Use the resources on this site to help you create accessible websites. All WVU web properties must undergo accessibility testing before you make the site or application live.

University Relations has purchased Siteimprove for various academic and student-related sites. Siteimprove runs checks every five days on quality assurance (spelling and links) and accessibility on enrolled sites. If your unit is not using Siteimprove, test your site's accessibility using one of our recommended tools or submit our Siteimprove Scan Request Form to have your website or web application listed to be scanned.

Common Accessibility Pitfalls

There are a few accessibility pitfalls that we see repeated time and time again. We've created this list to address those pitfalls.

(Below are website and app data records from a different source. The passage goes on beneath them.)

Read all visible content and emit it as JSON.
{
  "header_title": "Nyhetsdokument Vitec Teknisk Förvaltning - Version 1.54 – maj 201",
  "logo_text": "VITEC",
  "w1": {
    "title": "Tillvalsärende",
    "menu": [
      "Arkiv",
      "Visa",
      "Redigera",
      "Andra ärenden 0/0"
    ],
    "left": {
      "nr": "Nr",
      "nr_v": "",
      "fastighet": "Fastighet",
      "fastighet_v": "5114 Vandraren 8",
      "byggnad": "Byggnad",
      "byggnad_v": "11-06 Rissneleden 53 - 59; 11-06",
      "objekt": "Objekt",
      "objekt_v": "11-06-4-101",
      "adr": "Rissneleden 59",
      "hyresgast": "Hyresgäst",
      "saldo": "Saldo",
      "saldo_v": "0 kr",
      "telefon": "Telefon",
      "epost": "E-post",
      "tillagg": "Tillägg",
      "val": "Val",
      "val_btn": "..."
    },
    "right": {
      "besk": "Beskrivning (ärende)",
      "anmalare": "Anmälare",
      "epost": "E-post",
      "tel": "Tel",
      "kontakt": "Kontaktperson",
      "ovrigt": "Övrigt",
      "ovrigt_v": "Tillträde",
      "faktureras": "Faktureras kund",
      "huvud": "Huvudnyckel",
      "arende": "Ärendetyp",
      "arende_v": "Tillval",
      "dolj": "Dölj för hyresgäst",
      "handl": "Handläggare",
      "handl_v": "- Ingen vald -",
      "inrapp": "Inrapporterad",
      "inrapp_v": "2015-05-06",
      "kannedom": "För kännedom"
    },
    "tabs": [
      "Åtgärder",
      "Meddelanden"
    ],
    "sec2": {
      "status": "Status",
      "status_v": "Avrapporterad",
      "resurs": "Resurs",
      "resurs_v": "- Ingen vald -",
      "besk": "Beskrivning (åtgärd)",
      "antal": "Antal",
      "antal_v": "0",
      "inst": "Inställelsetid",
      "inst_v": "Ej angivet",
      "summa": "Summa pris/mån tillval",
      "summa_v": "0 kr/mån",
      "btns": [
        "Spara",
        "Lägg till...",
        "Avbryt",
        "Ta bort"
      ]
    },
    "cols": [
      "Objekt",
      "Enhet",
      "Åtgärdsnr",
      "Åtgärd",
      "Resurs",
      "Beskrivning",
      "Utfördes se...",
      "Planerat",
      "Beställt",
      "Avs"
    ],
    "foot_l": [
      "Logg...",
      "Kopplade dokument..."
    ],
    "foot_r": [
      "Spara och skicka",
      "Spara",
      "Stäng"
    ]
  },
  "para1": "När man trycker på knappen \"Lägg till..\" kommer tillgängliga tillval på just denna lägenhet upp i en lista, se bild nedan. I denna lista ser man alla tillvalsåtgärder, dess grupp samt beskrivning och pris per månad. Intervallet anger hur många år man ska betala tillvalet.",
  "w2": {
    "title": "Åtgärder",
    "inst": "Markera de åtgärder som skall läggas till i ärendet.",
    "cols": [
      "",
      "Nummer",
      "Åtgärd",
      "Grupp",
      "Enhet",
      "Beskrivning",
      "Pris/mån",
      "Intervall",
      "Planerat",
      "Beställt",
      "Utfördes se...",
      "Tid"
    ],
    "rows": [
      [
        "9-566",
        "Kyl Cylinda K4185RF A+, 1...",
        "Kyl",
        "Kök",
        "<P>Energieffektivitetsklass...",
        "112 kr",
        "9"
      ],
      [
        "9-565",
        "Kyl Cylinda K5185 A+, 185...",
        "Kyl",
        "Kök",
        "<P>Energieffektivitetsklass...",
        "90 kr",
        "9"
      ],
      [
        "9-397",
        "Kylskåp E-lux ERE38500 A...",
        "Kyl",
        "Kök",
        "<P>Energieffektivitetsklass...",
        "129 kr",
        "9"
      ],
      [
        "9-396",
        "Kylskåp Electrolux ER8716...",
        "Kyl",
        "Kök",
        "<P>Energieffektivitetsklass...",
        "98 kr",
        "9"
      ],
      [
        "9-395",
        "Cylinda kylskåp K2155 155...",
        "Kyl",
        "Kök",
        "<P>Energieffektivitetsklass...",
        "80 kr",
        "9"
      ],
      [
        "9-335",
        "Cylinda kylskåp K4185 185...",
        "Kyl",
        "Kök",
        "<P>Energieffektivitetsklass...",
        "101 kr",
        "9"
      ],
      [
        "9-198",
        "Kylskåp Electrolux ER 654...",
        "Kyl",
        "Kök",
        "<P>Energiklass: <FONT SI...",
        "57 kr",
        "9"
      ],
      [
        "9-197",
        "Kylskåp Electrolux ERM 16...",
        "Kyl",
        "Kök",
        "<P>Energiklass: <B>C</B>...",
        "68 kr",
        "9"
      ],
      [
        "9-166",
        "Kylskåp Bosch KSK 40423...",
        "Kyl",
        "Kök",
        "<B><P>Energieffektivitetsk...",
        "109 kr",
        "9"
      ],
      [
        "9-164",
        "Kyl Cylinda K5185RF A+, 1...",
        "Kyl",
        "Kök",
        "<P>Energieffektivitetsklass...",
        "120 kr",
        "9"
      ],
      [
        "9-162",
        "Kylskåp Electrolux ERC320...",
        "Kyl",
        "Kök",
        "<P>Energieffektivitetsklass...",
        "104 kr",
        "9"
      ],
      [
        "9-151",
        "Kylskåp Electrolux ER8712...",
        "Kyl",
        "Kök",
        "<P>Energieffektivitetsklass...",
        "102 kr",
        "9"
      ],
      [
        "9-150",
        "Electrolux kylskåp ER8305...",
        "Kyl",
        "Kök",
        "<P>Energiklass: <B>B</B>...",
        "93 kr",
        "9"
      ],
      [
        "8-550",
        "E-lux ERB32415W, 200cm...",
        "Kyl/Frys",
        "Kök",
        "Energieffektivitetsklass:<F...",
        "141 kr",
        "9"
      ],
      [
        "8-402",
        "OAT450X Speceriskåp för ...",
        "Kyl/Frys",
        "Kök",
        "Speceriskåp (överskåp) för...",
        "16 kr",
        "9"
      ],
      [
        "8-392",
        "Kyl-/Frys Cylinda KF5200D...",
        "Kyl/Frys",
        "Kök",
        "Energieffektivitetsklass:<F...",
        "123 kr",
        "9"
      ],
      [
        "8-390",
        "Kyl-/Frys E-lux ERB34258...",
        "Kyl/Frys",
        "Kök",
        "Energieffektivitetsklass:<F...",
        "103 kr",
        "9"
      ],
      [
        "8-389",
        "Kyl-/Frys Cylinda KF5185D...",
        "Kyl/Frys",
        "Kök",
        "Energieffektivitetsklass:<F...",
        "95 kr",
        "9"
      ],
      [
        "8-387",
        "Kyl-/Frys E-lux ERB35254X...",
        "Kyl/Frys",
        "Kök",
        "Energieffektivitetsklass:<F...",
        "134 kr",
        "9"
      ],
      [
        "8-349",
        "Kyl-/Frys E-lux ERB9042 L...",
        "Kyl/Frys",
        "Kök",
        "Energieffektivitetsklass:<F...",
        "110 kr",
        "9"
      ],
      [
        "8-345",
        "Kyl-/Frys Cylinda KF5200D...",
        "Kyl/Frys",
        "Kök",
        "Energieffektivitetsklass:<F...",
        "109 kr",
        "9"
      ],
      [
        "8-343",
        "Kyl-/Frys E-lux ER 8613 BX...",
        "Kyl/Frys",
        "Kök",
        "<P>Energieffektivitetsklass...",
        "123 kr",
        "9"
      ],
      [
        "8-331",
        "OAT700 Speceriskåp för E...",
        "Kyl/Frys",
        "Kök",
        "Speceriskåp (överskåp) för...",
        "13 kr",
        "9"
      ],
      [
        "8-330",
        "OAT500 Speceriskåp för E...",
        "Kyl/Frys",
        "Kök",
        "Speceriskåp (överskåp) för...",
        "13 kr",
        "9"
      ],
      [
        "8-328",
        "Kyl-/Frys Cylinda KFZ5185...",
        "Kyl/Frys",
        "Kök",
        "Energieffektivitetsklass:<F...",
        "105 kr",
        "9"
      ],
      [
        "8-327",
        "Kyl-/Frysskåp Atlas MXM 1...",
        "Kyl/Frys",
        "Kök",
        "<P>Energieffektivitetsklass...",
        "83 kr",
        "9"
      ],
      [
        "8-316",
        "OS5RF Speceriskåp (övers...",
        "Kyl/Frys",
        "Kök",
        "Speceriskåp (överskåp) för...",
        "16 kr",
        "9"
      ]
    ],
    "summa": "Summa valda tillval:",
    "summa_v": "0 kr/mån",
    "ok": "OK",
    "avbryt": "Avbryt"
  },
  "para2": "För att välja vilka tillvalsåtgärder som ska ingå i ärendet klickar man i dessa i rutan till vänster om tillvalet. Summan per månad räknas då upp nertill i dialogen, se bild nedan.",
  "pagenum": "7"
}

  1. Use meaningful alt text on images
    • Alt text is something that is context specific. Write alt text that helps a visually impaired person understand what is being represented in an image.
  2. Use descriptive link text
    • Avoid using: "Click here," "Read more," and "Click here to learn more". Example:
      • Correct: Visit the WVU Brand website to find more information on our brand.
      • Incorrect: You can find more information on the WVU brand by clicking here.
    • Do not link full URLs:
  3. Put content on a page of your site instead of in a PDF
    • PDFs are notoriously tricky in terms of accessibility. Whenever possible, publish content as a page on your site versus in a PDF.
      • This can be a heated issue. We cover PDF accessibility in more detail on our page for content creators.
  4. Use appropriate heading structure
    • A page should have only one Heading 1 (<h1>). Most templates in CleanSlate handle this automatically by outputting the page name as a Heading 1.
    • The proceeding headings should cascade.
      • For example, after a Heading 1, you should use Heading 2's. Heading 3's are sub-sections of Heading 2's and so forth.
    • Content authors will oftentimes choose a heading (<h2>, <h3>, <h4>, etc.) based on how it looks instead of following the cascade. Don't do this!
    • If you want your heading to look differently, consider adding a class in HTML:
      • <h2 class="wvu-h4">Heading 2 that looks like a Heading 4</h2>.
  5. Be sure you can navigate your site with only a keyboard
    • This means you can use the Tab, Space, Enter, and Escape keys on your keyboard to navigate through your site, its navigation (including dropdowns) and its content.
      • What does this mean? The Web Accessibility Initiative made a two minute video to help explain keyboard accessibility.
  6. Make sure <iframe> tags have a title attribute
    • Content from YouTube, Twitter, Wufoo and many other places can be embedded on your site via the HTML <iframe> tag. While YouTube includes a title attribute, many other services do not out of the box. Be sure to add or modify the title attribute as necessary.

    • Example: Default YouTube embed code:

      <iframe width="560" height="315" src="" title="YouTube video player" frameborder="0" allow="accelerometer; autoplay; clipboard-write; encrypted-media; gyroscope; picture-in-picture" allowfullscreen></iframe>
    • YouTube embed with customized title attribute:

      <iframe width="560" height="315" src="" title="Watch 'WVU's Story' on YouTube" frameborder="0" allow="accelerometer; autoplay; clipboard-write; encrypted-media; gyroscope; picture-in-picture" allowfullscreen></iframe>
      • Depending on your site, you could try removing the width and height attributes so that the video is responsive and mobile friendly.